The film’s only selling points are its only novelties. First, it is set almost entirely in Kerala, which translates into an eyeful of stunning locales, the famed snake boat race (vallam kali) in scenic backwaters and miles of greenery all around. Second, Ronnie is in Kerala to learn the state’s traditional martial arts form Kalaripayattu, which has a way of transforming men into Rudolf Nureyev and Birju Maharaj while they smash and slice other human beings to bits.

Tiger Shroff as Ronnie gets the bulk of the film’s fights and has clearly worked hard to learn Kalari. Many points to him for that and what he has achieved with his body. He must, however, control the tendency to pose about, which is never more evident than in scenes where he replicates his Guru’s moves and comes across as a mannequin, while the old man looks like a battle axe and a ballet dancer rolled into one.

In terms of acting, Tiger’s exaggerated expressions are one with the film’s penchant for overstatement. To be fair, he seems like he would do better with better direction, even if it is hard to ignore the fact that his Caucasian facial features make him a bit of a misfit in Indian cinema.
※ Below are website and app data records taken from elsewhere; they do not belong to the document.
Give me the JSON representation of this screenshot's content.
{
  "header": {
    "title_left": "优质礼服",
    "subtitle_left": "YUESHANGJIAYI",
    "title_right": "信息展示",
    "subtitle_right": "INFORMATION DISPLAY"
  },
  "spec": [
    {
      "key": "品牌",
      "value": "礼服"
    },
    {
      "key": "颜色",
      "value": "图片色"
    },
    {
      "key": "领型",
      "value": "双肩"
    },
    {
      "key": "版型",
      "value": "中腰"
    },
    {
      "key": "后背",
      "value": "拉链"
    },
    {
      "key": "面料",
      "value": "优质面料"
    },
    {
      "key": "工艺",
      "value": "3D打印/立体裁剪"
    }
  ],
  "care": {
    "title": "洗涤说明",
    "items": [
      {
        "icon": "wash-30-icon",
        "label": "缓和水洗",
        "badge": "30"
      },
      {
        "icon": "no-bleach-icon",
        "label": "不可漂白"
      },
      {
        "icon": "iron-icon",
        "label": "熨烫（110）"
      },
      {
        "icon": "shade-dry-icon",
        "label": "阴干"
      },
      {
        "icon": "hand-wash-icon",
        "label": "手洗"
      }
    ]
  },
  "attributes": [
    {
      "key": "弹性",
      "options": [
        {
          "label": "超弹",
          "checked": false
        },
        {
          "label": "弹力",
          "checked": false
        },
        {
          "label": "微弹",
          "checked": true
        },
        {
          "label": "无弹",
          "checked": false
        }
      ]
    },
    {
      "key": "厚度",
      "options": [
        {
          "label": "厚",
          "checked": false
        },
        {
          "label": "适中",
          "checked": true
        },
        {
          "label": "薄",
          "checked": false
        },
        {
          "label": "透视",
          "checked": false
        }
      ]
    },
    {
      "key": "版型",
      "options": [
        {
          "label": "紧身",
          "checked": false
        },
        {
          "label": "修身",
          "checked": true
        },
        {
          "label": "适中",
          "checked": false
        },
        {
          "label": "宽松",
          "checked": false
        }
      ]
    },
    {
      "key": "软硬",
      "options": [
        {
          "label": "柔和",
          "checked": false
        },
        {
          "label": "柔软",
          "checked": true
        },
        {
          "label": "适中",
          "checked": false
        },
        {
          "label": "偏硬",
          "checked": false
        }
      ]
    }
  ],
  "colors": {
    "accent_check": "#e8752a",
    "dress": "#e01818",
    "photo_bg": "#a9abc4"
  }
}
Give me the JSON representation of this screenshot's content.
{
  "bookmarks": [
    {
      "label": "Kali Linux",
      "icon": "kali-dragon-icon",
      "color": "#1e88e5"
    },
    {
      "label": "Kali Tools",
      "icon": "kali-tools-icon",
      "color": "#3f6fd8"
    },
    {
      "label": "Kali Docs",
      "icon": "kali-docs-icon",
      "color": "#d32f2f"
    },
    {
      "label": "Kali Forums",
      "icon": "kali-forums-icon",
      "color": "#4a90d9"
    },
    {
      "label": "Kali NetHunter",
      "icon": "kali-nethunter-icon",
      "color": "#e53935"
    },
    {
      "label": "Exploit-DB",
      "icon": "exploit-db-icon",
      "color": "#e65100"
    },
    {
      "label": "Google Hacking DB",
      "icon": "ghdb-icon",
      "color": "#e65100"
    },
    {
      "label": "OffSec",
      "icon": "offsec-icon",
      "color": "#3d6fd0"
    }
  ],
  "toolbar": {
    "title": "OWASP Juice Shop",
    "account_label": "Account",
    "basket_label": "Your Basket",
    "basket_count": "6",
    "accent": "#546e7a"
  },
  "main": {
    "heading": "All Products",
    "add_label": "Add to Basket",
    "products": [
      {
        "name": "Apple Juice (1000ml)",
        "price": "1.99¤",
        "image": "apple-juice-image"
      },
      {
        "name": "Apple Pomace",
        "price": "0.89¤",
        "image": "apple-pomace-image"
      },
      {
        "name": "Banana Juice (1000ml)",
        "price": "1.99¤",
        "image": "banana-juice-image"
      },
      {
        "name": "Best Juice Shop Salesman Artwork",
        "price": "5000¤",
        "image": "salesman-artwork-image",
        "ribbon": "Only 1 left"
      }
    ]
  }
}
He absolutely does not look Punjabi, although that is what he is meant to be in this film; he looks European. Perhaps he will figure a way around that.

And while I’m all for men showing off their beautiful bodies on screen, could someone explain why so many Hindi film heroes these days make it a point to rip off their shirts before a fight? Sure they look good, but is there a scientific logic here that has escaped me? Just asking.

Shraddha Kapoor as Sia is well turned out and gets a couple of fight scenes of her own. It is nice to see the actress throwing punches and kicks with such elan. Her acting in the early scenes though, is over-cutesified. Time to cross over into the adult world, girl. You are too good to waste yourself playing and replaying a child-like innocent who is an appendage to the hero. Of the remaining performers, Sudheer Babu Posani merits a mention for his Kalari moves as Ronnie’s bête noir Raghav Shetty. It is curious though that Sudheer, who is a Telugu actor, manages his Malayalam diction so poorly in the film. He keeps addressing his father as “Aachan” when it should be “Achchan”, a word that even a north Indian might easily get right if you point out that the “chch” is pronounced precisely as it is in Bachchan. Simple, no?

Veteran Sanjay Mishra and Sumit Gulati (who we saw last year in Talvar) enter the picture at one point to provide what is conventionally called “comic relief”. If a blind man bumping into things or mistakenly feeling up a woman’s legs makes you laugh, then the director has got what he wants. Some people, hopefully, have better taste.

Director Sabbir Khan made his debut with Kambakkht Ishq in 2009 starring Kareena Kapoor and Akshay Kumar, which he followed up with Tiger and Kriti Sanon’s debut Hindi film Heropanti in 2014. Both films revealed his love for bombast.

In Baaghi, he adds to his shoulders the burden of targeting Salman Khan and Akshay’s traditional audience. And so, Tiger is given an old-style punchline to repeat through the film: “Itni bhi jaldi kya hai? Abhi toh maine start kiya hai.” (What’s the rush? I’ve only just begun.) It is hard to imagine why the producers thought this ordinary writing would be as memorable as, say, Salman’s “Ek baar jo maine commitment ki, toh apne aap ki bhi nahin sunta” (Once I make a commitment, I do not allow myself to hold me back) or that Tiger has the panache to elevate it.

More triteness comes in the form of Baaghi’s effort to cash in on the prevailing tension between India and our neighbour China, as Hindi cinema once did with Chinese-looking villains around the time of the 1962 war or before that in the just-post- Independence era when seemingly Western Roberts were the bad people. Here, Raghav’s henchman Yong tells Ronnie: “You killed my brother, you Indian. You think you can fight? We fight. Chinese fight.” Ronnie beats him to pulp before replying grandly, “Sorry, China ka maal zyaada tikta nahin hai (Chinese goods do not last long).

Might as well have gone a step further with a crowd-pleasing, sarkar-pleasing “Bharat Mata ki jai!” yelled out by the hero. The chest-thumping suits the film’s emptiness. Gloss sans substance tends to make a lot of noise.